### DATA PROVIDED

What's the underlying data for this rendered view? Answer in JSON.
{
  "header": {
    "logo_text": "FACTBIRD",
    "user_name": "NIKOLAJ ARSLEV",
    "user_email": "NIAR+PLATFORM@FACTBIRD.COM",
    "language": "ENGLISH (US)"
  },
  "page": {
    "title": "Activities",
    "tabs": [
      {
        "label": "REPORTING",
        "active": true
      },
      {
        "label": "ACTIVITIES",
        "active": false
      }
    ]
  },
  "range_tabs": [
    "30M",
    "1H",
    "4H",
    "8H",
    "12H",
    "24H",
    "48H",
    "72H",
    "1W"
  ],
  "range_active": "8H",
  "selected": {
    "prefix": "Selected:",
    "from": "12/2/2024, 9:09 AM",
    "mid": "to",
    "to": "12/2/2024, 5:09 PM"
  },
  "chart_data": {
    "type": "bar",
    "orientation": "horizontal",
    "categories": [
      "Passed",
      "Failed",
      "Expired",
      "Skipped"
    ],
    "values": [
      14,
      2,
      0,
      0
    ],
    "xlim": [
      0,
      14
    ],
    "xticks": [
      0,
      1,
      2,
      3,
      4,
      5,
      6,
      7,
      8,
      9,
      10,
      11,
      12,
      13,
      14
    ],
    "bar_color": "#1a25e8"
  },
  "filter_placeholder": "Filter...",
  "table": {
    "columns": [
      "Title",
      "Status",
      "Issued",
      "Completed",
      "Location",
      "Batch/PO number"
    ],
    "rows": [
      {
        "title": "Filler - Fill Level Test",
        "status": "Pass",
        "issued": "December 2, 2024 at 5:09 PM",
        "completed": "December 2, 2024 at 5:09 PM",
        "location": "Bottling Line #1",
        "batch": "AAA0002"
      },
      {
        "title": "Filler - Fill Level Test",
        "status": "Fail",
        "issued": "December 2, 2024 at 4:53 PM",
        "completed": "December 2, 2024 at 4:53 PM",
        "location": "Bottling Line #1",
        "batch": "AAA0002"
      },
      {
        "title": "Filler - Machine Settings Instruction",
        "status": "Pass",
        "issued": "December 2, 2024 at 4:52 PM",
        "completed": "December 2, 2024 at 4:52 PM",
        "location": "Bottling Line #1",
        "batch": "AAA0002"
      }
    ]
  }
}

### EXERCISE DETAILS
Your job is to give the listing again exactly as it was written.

### RESULT BELOW
What's the underlying data for this rendered view? Answer in JSON.
{
  "header": {
    "logo_text": "FACTBIRD",
    "user_name": "NIKOLAJ ARSLEV",
    "user_email": "NIAR+PLATFORM@FACTBIRD.COM",
    "language": "ENGLISH (US)"
  },
  "page": {
    "title": "Activities",
    "tabs": [
      {
        "label": "REPORTING",
        "active": true
      },
      {
        "label": "ACTIVITIES",
        "active": false
      }
    ]
  },
  "range_tabs": [
    "30M",
    "1H",
    "4H",
    "8H",
    "12H",
    "24H",
    "48H",
    "72H",
    "1W"
  ],
  "range_active": "8H",
  "selected": {
    "prefix": "Selected:",
    "from": "12/2/2024, 9:09 AM",
    "mid": "to",
    "to": "12/2/2024, 5:09 PM"
  },
  "chart_data": {
    "type": "bar",
    "orientation": "horizontal",
    "categories": [
      "Passed",
      "Failed",
      "Expired",
      "Skipped"
    ],
    "values": [
      14,
      2,
      0,
      0
    ],
    "xlim": [
      0,
      14
    ],
    "xticks": [
      0,
      1,
      2,
      3,
      4,
      5,
      6,
      7,
      8,
      9,
      10,
      11,
      12,
      13,
      14
    ],
    "bar_color": "#1a25e8"
  },
  "filter_placeholder": "Filter...",
  "table": {
    "columns": [
      "Title",
      "Status",
      "Issued",
      "Completed",
      "Location",
      "Batch/PO number"
    ],
    "rows": [
      {
        "title": "Filler - Fill Level Test",
        "status": "Pass",
        "issued": "December 2, 2024 at 5:09 PM",
        "completed": "December 2, 2024 at 5:09 PM",
        "location": "Bottling Line #1",
        "batch": "AAA0002"
      },
      {
        "title": "Filler - Fill Level Test",
        "status": "Fail",
        "issued": "December 2, 2024 at 4:53 PM",
        "completed": "December 2, 2024 at 4:53 PM",
        "location": "Bottling Line #1",
        "batch": "AAA0002"
      },
      {
        "title": "Filler - Machine Settings Instruction",
        "status": "Pass",
        "issued": "December 2, 2024 at 4:52 PM",
        "completed": "December 2, 2024 at 4:52 PM",
        "location": "Bottling Line #1",
        "batch": "AAA0002"
      }
    ]
  }
}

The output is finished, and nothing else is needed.